Finding its Niche Audience
It has been almost a month since the EU/NA version of Blade and Soul was released. Many current players have noticed a reduction of the population on servers which is to be expected, of course, though there is some thought that this will continue until the game finds its core audience.
At launch, there were huge queues to even get into the game, new servers were added to accommodate the rush, but as with any brand new game, things are leveling out three weeks later. Content locusts have finished their run and moved on. Those looking for the next great theme-park MMO are on their way out. Players looking for a sandbox experience are now looking elsewhere. And those frustrated by rampant bot use and the huge number of gold sellers have thrown in the towel which leaves us with those who are committed with BnS’ Wuxia style combat, open world and 1v1 PvP (with more PvP modes added later).
Who are those core players?
There is no question in anyone’s mind that BnS’ focus is PvP. Story, instances and open world discoveries take a back seat to what is clearly the true end-game. PvE players will be left with little to do but repeatedly grind the resources needed to upgrade their weapons and jewelry or hunt for achievements or outfits. While all of those are worthy pursuits, they will doubtlessly not keep an ardent PVErs attention for too long.
However, those who love the amazing Wuxia style combat that depends on putting together combos and lightning-fast reflexes to block or evade and those who love PvP are definitely the niche audience of BnS. NCSoft is committed to providing those players with the type of competitive atmosphere they crave.
NCSoft is well established in the South Korean eSports community and BnS is one of the major players in Korean eSports scene. The company wants to bring the same level of excitement to other regions as well.
According to Steven Messner’s article, NCSoft will be bringing the first season of competitive PvP to North American and European players this year, even though currently western version lacks some PvP features that are already in place for Korea and other Asian versions. To bring the game up to speed with other versions, NCSoft will be releasing these PvP features along with catch up mechanics prior to the beginning of the inaugural competitive season in NA/EU regions. To come in line with other released versions of Blade & Soul, NCSoft will be releasing the multi-player arena types as well (3v3, 6v6). The result, of course, is that the PvE content may be left wanting in the interim.

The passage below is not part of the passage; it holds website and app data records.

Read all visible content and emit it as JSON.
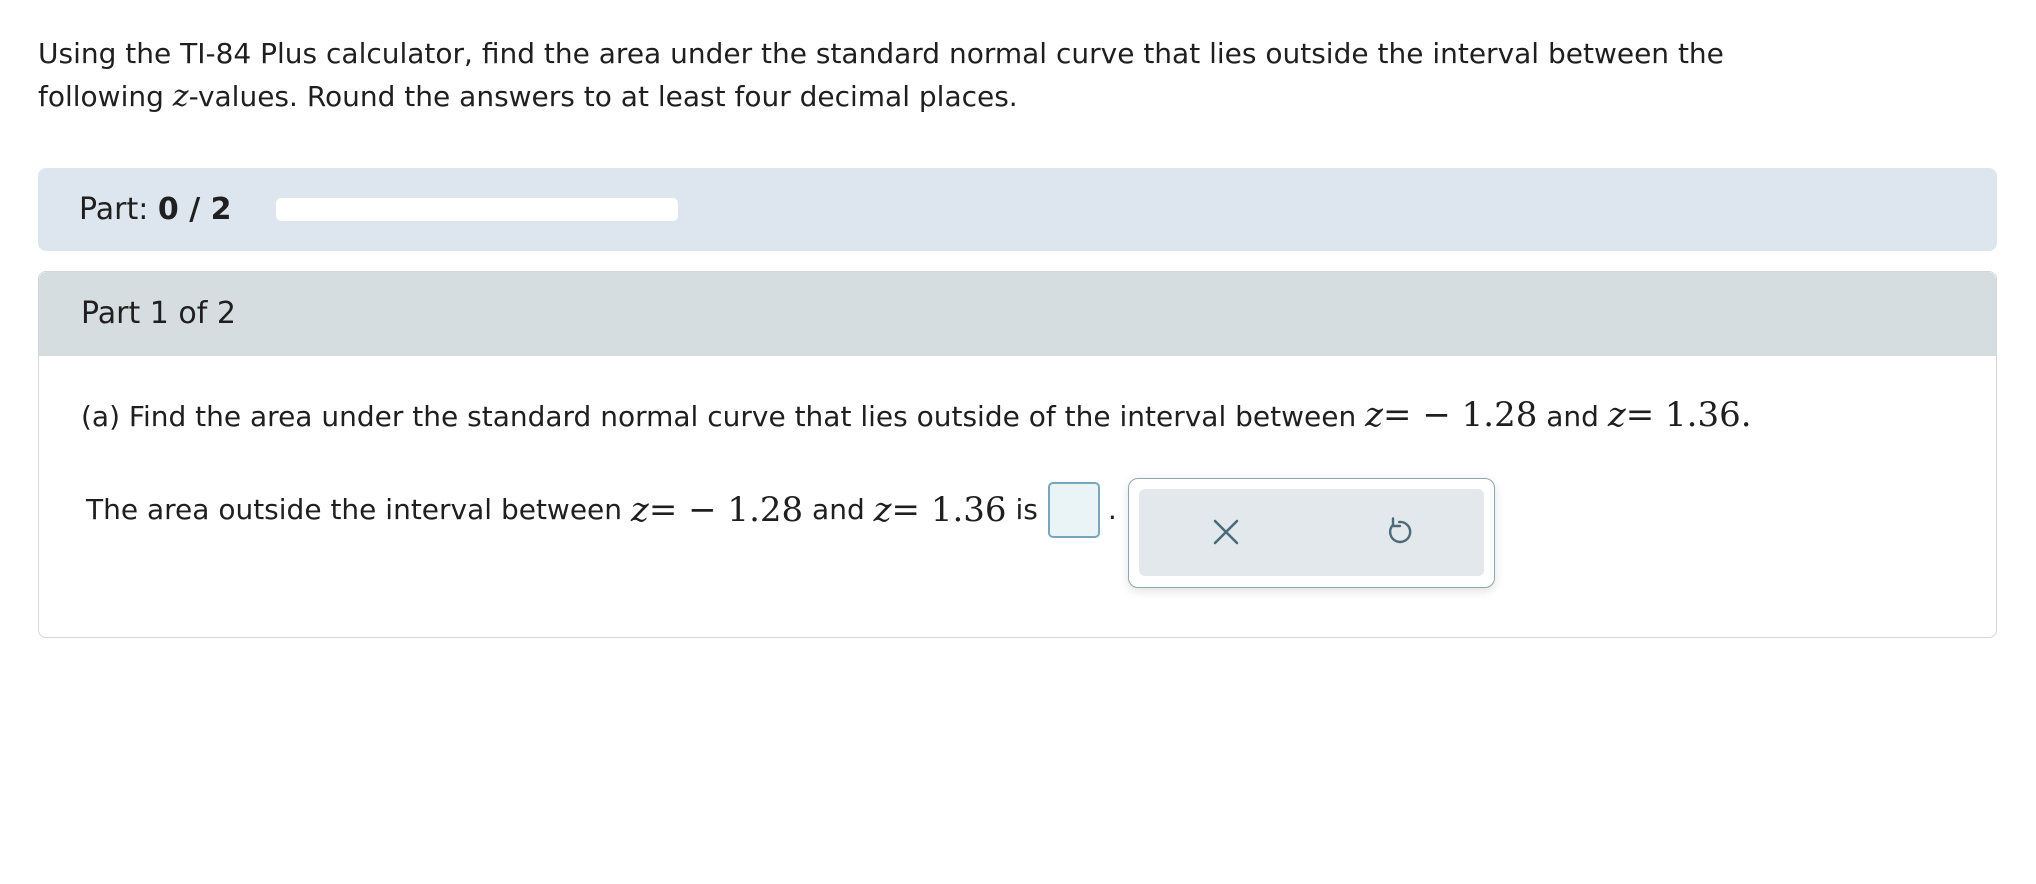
{
  "question": {
    "line1": "Using the TI-84 Plus calculator, find the area under the standard normal curve that lies outside the interval between the",
    "line2_before": "following ",
    "line2_var": "z",
    "line2_after": "-values. Round the answers to at least four decimal places."
  },
  "progress": {
    "label": "Part: ",
    "count": "0 / 2",
    "fraction": 0
  },
  "part": {
    "header": "Part 1 of 2",
    "prompt_text": "(a) Find the area under the standard normal curve that lies outside of the interval between ",
    "z_var": "z",
    "z1_expr": "= − 1.28",
    "and_text": " and ",
    "z2_expr": "= 1.36",
    "prompt_end": ".",
    "answer_text": "The area outside the interval between ",
    "answer_is": " is",
    "answer_value": "",
    "answer_period": "."
  },
  "tools": {
    "clear_icon": "close-icon",
    "undo_icon": "undo-icon",
    "icon_color": "#4b6b7b"
  },
  "colors": {
    "progress_bg": "#dde6ef",
    "header_bg": "#d6dde1",
    "input_border": "#7aa6bd",
    "input_bg": "#eaf4f7"
  }
}
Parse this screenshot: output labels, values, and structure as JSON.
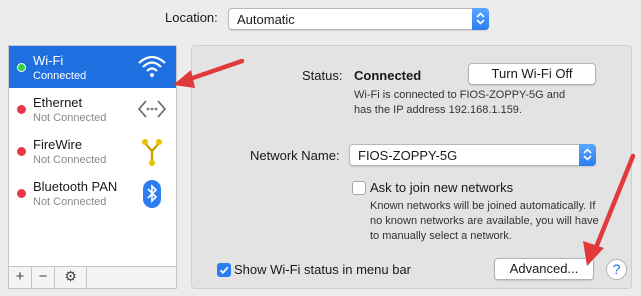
{
  "location": {
    "label": "Location:",
    "value": "Automatic"
  },
  "sidebar": {
    "services": [
      {
        "name": "Wi-Fi",
        "status": "Connected",
        "icon": "wifi-icon",
        "dot_color": "#2fd33f"
      },
      {
        "name": "Ethernet",
        "status": "Not Connected",
        "icon": "ethernet-icon",
        "dot_color": "#e8394a"
      },
      {
        "name": "FireWire",
        "status": "Not Connected",
        "icon": "firewire-icon",
        "dot_color": "#e8394a"
      },
      {
        "name": "Bluetooth PAN",
        "status": "Not Connected",
        "icon": "bluetooth-icon",
        "dot_color": "#e8394a"
      }
    ],
    "toolbar": {
      "add": "+",
      "remove": "−",
      "gear": "⚙"
    }
  },
  "detail": {
    "status_label": "Status:",
    "status_value": "Connected",
    "turn_off_button": "Turn Wi-Fi Off",
    "status_desc_1": "Wi-Fi is connected to FIOS-ZOPPY-5G and",
    "status_desc_2": "has the IP address 192.168.1.159.",
    "network_name_label": "Network Name:",
    "network_name_value": "FIOS-ZOPPY-5G",
    "ask_join_label": "Ask to join new networks",
    "ask_join_checked": false,
    "ask_join_desc_1": "Known networks will be joined automatically. If",
    "ask_join_desc_2": "no known networks are available, you will have",
    "ask_join_desc_3": "to manually select a network.",
    "show_status_label": "Show Wi-Fi status in menu bar",
    "show_status_checked": true,
    "advanced_button": "Advanced...",
    "help_button": "?"
  },
  "colors": {
    "selection": "#1f6fe0",
    "accent": "#2b7df1",
    "annotation_arrow": "#e23a3a"
  }
}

For the more casual PvP players, there is an opt-in open world PvP system, based around Cerulean Order and the Crimson Legion. Players are required to wear the faction’s costumes (that cannot be taken off during a battle) to participate. Unlike many others, this system is not as punishing (there is no loss of equipment or experience on death). The key difference in open world PvP is the additional boon to players of statistical advantage through weapons, soulshields, and jewelry that is not present in arena-based PvP.
As described in Steven Messner’s article, Will PvP Be the Game’s Savior:
Each time you kill a member of the opposing faction you earn Prestige Points, which are a currency you carry until you die or spend them in the faction war camps. If you kill someone carrying prestige points, you can loot them and then take them and spend them.
While both PvP systems are interesting and compelling, it remains to be seen how strong the community will be once other, similar PvP-oriented titles are released, most notably Black Desert on March 3rd.
It is obvious that NCSoft has plans for both competitive and casual PvP to be the central features of the end-game for Blade and Soul. Now that the niche crowd is more established, it will be interesting to watch how dedicated it is over time.
Do you PvP in Blade and Soul? Do you have plans to participate on a competitive level? What are your thoughts on the long-term goals of NCSoft? Leave us your thoughts in the comments!